Self-reliance: In a tiny country, Nepal,having eight climate zones from tropical to perpetual snow in an average width of 193 km and given three-fourth area being the hills, and traditionally and genetically being an agrarian economy, appropriate technologies that are viable should be primarily considered over big or mega propositions.
What is preventing us from intensively cultivating every inch of fallow and abandoned land, and maximizing production and productivity for self-sustenance and import substitution? Nepal has no choice but to revolutionize agricultural and industrial productions which are in reverse gear. Agriculture, horticulture, livestock and dairy combined together should receive more attention as 30 million people can derive their three meals a day from this sector.
Due to political power in the wrong hands for over three decades, national heroes are desperately recalled for their phenomenal contributions, such as King Prithvi Narayan Shah (1723–1775), founder of Nepal, a sovereign state never been colonized in history and King Mahendra, who divided Nepal into low-cost sustainable Development Regions which transferred power regionally, a decentralized model of state operations. Each of the Regions had a combination of districts running north to south to inclusively integrate all diversities - geographical, ecological, lingual, ethnic - and to have an equitable share of ample resources for a balanced development.

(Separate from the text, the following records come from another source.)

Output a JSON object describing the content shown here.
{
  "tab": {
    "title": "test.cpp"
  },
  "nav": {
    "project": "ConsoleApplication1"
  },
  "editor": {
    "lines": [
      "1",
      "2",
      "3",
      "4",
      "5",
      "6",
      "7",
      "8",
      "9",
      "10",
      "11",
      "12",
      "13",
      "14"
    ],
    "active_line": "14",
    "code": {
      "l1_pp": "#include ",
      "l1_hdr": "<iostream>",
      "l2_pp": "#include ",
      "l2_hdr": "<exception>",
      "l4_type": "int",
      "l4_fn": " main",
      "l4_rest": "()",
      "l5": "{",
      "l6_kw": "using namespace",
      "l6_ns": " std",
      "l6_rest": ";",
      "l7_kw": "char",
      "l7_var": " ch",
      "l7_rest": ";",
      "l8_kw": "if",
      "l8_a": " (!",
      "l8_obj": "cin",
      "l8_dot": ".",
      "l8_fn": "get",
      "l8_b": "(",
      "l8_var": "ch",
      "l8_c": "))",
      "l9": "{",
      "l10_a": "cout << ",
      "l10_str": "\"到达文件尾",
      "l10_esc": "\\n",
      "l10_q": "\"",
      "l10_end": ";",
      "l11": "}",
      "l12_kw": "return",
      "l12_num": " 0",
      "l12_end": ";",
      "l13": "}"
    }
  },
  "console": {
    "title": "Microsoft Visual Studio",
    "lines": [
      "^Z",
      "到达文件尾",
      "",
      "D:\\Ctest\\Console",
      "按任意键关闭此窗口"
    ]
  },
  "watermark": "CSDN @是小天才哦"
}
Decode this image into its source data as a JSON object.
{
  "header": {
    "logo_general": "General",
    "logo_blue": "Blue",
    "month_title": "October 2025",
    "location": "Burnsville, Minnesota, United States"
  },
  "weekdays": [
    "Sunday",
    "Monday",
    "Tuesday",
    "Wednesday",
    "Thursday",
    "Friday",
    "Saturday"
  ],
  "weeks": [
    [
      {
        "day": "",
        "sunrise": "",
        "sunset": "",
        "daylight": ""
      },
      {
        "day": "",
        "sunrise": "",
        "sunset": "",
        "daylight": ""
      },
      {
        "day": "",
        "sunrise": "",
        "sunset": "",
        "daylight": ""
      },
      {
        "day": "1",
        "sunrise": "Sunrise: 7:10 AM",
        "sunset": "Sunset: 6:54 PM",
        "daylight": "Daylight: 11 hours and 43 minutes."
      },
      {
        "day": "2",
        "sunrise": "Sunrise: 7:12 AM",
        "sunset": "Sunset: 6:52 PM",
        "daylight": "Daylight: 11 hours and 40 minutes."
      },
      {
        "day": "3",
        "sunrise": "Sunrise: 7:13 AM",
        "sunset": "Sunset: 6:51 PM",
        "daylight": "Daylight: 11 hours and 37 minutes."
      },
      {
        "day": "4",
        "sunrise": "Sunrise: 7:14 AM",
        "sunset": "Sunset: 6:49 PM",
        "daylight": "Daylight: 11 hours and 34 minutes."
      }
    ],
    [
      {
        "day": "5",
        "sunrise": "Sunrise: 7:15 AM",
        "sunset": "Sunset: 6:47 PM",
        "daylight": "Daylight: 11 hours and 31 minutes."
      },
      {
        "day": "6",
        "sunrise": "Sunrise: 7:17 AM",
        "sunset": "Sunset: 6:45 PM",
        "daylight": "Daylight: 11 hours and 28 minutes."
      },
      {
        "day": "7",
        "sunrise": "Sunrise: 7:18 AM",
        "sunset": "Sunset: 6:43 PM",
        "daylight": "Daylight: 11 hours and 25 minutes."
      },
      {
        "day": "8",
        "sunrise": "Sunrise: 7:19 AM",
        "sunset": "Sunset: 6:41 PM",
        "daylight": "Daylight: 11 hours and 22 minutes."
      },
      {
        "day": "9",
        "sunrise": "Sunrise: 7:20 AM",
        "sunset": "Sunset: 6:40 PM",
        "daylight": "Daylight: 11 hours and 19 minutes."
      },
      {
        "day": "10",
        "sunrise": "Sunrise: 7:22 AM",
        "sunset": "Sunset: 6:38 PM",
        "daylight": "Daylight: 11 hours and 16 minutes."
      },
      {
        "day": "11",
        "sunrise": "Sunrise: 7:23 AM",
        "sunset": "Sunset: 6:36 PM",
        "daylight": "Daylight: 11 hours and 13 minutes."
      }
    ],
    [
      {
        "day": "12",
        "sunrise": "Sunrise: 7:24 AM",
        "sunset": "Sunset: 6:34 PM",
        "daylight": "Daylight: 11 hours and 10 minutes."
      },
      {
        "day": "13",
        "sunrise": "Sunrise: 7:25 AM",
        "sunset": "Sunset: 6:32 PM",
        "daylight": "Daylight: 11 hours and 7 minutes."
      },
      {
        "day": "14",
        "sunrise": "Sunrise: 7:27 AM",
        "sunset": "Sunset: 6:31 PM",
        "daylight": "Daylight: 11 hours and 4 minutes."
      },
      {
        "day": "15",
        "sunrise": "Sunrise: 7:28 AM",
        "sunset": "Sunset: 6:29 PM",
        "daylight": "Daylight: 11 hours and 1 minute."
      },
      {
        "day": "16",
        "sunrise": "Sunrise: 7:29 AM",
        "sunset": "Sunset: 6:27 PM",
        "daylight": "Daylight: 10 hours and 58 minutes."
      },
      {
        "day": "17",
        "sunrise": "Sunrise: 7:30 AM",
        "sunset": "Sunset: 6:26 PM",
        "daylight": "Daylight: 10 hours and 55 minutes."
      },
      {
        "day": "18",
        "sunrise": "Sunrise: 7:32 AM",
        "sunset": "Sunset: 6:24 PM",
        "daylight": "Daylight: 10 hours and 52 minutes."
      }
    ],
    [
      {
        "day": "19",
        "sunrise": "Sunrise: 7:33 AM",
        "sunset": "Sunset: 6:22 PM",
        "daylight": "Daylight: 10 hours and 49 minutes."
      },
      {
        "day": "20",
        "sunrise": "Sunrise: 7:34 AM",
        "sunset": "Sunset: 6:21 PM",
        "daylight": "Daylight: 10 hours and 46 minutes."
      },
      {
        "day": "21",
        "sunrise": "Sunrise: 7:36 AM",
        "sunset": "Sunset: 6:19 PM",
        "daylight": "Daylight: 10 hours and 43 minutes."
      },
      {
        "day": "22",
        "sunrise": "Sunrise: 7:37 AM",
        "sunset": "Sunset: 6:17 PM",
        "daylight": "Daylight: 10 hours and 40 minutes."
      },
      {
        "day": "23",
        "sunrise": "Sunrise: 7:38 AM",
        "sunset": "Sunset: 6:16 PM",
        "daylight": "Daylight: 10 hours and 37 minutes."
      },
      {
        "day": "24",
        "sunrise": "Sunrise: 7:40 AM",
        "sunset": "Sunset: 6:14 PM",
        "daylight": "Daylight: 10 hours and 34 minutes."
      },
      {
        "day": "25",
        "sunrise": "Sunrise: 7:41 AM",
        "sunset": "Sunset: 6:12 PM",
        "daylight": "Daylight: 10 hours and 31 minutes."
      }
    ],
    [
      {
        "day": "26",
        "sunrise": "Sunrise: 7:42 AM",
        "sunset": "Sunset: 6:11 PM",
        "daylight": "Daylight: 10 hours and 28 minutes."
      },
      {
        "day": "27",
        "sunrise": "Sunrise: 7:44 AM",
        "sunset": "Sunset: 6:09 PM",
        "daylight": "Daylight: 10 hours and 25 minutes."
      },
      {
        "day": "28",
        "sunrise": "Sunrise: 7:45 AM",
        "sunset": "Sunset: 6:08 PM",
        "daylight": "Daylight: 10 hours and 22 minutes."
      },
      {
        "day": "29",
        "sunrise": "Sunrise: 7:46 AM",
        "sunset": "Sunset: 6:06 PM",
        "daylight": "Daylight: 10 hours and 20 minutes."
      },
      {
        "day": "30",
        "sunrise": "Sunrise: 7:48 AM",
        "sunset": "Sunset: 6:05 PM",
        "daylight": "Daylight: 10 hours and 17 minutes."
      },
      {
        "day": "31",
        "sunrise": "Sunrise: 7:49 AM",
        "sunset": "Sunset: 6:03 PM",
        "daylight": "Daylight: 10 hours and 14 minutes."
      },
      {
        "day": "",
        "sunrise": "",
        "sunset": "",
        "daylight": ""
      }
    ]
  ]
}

Future prospects: A high density of 36,000 elected representatives from the federal to local governments, 884 parliamentarians (334 federal lawmakers and 550 provincial lawmakers) and 130 ministers and 136,000 government employees constitute a large workforce. The jumbo government team in the federal setup has become a political recruitment center and the most expensive size to sustain. It has been underutilized needing a slash by at least 50 percent if federalism and socialism are to succeed, and help stop state bankruptcy. Unfortunately, socialism, a socio-economic approach to poverty alleviation and inequality, has been mostly used in Nepal as a gimmick just as federalism to simply fetch votes to attain power.
Outshining nationalists for instance, Mayor Balen Shah, is not only improving the conditions of Kathmandu metropolis, but has also placed a map of ‘Greater Nepal’ in his chamber as a symbolic counter to India’s placing of ‘Akhand Bharat’ mural inclusive of Kapilvastu, Lumbini and Biratnagar of Nepal in its new parliament building in New Delhi. Mayor of Dharan, Harka Raj Rai Sampang, lawmaker Rabi Lamichhane from RSP and Gyanendra Shahi from RPP are other such promising examples. If there are, say 50 such hard working people of clean image, aptitude and nobility in top leadership management roles in the government, Nepal could develop much faster, holistically.
Without wasting any time, energy and resources and playing around lapses, the House of Representative lawmakers and the government including constitutional bodies should be goal-oriented and not too process-oriented in development. Forming myriads of taskforce and commission is not the right approach. To remind, “The more corrupt the state, the more numerous the laws,” said Roman historian Tacitus.